Here is a link to the article -> http://www.newyorker.com/reporting/2010/04/19/100419fa_fact_batuman
I think you will notice her eye for detail here too.
I have hardly read any Russian lit, but I loved the perspective Batuman took about Russian literature. I sometimes think people get too caught up in the academic discussion and dissection and there are always other stories to be told.
Have a question, does Elif comment about or did she observe any generational or differences in the younger generations approach to classic lit esp since this is post USSR?
I did enjoy "The Last Station" as a movie due to the story and performances, but it was more to do with Tolstoy's personal struggles with trying to balance fame and wealth and about the later stages of his life.
But I digress, truly enjoyed reading your review.

Happy Reader said...

Lotus, This sounds like a great book. I love the way you had personalized the review with snippets from your teen hood. I can't believe you read 'Anna Karenina' at such a young age. No wonder you grew up to be such a 'bibliomaniac' :)

Lotus Reads said...

Hello Sanj!!!

I was wondering if you had seen 'The Last Station'. Batuman devotes a whole chapter to Tolstoy in this book and she does describe, with quite a fair bit of detail too, his last few days. I am now very tempted to get myself a copy of "The Last Station" simply to see if the details match! :)

Lotus Reads said...

Hahaha, Chitts, it's true! I read Anna Karenina more out of convenience than choice (at that time), but it certainly did encourage my love of the classics! After reading "The Possessed" I feel so compelled to go back and read a few more Russian notable books....just wish I had more time. *sigh*

farmlanebooks said...

I've just been offered this book for review and it sounds fantastic! The only problem is that I haven't read any of the Russian greats yet. Would this book be wasted on me? Will I miss out on a lot of the important references or will there still be enough for me to enjoy?

I hope you can help me! Thank you!!
Jackie

Lotus Reads said...

Hi Jackie!
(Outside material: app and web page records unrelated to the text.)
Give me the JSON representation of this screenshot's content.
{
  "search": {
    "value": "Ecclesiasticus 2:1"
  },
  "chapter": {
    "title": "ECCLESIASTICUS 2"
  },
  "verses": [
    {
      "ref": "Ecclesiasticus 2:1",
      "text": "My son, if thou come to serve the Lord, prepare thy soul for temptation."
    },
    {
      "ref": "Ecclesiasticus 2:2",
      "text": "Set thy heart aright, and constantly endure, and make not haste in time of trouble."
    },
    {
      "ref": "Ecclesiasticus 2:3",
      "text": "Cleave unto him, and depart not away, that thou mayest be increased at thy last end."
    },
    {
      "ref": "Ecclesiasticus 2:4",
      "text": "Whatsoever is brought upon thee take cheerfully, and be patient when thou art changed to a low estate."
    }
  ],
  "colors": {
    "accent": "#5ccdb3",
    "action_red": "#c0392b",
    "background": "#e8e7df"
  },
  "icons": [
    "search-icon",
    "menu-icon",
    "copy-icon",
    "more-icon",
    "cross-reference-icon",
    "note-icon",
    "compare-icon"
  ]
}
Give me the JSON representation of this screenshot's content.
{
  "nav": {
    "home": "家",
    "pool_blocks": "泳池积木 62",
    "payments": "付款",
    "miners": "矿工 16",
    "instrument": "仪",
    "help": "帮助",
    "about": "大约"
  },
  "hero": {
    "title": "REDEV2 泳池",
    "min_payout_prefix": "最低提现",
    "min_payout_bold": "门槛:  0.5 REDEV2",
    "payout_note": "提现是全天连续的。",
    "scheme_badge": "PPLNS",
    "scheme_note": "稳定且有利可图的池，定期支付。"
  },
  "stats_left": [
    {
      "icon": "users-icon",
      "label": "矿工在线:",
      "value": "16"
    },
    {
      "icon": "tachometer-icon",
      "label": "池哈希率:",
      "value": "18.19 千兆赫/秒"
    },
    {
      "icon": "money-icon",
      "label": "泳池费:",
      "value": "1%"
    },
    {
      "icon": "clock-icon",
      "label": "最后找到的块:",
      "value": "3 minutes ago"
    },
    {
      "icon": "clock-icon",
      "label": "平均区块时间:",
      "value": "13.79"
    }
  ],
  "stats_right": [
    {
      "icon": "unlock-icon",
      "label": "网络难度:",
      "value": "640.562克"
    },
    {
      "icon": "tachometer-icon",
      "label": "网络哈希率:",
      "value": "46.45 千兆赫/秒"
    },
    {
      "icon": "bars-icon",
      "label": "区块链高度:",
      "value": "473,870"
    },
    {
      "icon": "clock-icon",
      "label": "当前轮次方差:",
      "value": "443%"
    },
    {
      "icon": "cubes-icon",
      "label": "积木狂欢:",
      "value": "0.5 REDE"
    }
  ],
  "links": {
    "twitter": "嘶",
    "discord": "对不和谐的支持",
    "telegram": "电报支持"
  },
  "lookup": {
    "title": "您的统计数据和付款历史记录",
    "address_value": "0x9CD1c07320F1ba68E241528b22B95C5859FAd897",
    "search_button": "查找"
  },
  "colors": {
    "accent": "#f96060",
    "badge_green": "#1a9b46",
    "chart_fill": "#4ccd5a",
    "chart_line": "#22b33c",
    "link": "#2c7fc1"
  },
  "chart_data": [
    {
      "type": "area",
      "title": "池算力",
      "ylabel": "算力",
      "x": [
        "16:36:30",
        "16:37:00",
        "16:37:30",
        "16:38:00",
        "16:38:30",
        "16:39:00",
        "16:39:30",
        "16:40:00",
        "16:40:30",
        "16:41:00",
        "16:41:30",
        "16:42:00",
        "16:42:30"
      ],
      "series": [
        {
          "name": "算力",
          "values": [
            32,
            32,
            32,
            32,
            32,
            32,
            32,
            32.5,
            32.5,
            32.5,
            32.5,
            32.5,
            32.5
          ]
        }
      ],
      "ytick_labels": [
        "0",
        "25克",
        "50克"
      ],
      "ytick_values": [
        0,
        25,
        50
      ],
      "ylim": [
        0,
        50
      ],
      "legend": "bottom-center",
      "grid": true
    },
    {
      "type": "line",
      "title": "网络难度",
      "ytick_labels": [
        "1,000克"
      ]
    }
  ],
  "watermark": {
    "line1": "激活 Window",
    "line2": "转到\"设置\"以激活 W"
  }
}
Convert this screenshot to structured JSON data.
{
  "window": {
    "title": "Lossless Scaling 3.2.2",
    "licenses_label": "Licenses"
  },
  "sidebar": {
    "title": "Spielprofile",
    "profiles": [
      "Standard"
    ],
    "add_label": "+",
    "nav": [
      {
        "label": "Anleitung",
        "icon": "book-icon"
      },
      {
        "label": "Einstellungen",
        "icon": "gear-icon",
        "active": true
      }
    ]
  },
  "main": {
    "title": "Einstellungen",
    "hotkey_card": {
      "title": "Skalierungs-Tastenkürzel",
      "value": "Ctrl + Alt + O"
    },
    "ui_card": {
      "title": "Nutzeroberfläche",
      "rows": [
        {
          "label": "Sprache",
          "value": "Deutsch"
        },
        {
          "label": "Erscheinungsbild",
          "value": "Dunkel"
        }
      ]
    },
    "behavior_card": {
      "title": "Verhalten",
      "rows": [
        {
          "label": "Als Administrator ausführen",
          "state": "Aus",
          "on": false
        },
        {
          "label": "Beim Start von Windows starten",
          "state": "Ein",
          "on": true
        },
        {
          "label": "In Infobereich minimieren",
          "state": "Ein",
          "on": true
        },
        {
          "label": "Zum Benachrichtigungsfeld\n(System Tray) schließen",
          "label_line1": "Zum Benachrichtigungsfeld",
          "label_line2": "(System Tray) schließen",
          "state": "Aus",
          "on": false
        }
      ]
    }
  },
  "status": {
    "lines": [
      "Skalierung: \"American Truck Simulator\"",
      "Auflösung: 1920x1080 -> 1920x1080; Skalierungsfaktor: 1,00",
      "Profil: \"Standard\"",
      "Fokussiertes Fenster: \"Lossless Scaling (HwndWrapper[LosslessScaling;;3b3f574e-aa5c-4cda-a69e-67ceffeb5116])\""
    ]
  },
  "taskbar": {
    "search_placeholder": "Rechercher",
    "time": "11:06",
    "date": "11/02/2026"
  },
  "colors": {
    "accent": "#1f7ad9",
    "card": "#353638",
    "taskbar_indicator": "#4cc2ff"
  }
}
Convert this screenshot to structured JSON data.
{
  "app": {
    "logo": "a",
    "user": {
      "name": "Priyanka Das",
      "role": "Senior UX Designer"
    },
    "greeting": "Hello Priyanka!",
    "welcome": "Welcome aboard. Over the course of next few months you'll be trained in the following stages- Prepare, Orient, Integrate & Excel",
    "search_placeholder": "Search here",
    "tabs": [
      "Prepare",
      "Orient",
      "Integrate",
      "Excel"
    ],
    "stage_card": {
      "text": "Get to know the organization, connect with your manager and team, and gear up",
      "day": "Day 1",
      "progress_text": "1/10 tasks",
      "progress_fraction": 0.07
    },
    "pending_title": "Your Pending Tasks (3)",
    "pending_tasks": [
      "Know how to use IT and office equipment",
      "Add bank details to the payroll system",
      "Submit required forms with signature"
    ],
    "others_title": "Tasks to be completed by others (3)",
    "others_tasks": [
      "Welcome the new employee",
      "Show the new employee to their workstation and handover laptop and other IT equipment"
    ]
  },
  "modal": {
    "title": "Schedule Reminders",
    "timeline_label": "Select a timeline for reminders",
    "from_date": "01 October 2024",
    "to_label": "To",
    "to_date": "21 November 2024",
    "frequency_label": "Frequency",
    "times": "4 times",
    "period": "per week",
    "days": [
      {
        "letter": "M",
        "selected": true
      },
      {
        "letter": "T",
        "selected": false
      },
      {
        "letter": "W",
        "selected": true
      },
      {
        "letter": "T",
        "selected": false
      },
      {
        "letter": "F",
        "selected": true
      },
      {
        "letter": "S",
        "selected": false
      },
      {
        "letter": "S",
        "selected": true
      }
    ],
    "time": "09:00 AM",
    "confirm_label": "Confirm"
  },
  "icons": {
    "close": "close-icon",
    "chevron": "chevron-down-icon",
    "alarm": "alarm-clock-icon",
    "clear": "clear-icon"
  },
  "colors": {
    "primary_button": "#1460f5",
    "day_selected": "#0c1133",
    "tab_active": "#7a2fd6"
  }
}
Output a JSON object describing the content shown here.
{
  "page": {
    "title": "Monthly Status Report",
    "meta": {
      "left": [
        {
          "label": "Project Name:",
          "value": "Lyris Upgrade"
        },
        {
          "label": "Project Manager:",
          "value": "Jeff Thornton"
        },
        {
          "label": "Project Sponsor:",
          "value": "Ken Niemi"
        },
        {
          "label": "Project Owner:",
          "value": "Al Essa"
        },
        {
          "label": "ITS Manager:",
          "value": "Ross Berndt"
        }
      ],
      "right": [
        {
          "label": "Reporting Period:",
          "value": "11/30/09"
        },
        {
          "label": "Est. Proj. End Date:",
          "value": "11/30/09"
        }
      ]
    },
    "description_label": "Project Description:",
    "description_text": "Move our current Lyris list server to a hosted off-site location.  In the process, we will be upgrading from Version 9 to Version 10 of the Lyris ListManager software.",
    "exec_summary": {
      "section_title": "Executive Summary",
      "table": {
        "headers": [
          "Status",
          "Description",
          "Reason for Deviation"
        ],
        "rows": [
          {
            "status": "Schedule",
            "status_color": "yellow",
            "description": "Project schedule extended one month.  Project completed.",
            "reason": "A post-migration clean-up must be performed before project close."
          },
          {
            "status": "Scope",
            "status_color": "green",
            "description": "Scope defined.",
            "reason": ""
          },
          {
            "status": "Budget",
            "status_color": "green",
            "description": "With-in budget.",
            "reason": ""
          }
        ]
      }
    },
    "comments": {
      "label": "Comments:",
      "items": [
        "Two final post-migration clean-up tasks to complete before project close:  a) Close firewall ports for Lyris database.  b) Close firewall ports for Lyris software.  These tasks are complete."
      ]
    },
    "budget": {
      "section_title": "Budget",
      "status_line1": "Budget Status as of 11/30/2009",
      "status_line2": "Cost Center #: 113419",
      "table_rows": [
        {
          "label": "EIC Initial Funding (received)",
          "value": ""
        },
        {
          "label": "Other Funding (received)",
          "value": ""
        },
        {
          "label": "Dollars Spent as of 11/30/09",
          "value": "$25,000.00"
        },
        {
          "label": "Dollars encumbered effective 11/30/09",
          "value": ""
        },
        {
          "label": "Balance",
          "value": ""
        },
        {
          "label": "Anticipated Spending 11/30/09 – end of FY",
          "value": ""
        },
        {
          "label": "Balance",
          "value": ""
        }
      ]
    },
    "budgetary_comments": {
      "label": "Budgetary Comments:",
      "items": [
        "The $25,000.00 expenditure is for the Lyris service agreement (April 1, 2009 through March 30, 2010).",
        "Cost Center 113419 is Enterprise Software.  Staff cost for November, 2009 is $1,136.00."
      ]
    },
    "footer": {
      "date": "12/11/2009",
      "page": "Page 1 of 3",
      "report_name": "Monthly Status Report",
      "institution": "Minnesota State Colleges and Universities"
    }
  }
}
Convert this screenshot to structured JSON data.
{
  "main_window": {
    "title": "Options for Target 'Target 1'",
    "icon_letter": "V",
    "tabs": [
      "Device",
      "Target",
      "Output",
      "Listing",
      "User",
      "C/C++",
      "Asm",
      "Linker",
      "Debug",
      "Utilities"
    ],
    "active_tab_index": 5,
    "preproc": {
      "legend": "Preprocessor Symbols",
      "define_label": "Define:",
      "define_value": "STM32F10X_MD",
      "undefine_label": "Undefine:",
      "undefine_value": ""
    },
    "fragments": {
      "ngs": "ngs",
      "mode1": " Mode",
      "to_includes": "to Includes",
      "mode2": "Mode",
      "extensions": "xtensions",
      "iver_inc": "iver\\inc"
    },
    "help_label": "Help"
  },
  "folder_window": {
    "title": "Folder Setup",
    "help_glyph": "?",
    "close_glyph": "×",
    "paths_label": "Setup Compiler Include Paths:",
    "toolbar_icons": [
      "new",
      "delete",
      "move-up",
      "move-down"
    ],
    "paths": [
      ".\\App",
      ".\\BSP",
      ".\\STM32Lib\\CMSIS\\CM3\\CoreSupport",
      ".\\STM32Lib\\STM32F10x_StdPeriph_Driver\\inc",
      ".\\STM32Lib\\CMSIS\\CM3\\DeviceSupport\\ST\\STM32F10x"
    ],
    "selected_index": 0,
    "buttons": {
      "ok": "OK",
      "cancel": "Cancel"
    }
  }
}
No, I don't think you need to have read any of the Russian greats to enjoy this one! It will, however, leave you with a burning desire to go out and buy Tolstoy, Pushkin etc. when you're done with the book! :) It's a most enjoyable read, I am quite sure you will love it. Do let me know what you decide.

farmlanebooks said...

Thank you! I've decided to go for it. Fingers crossed I like it :-)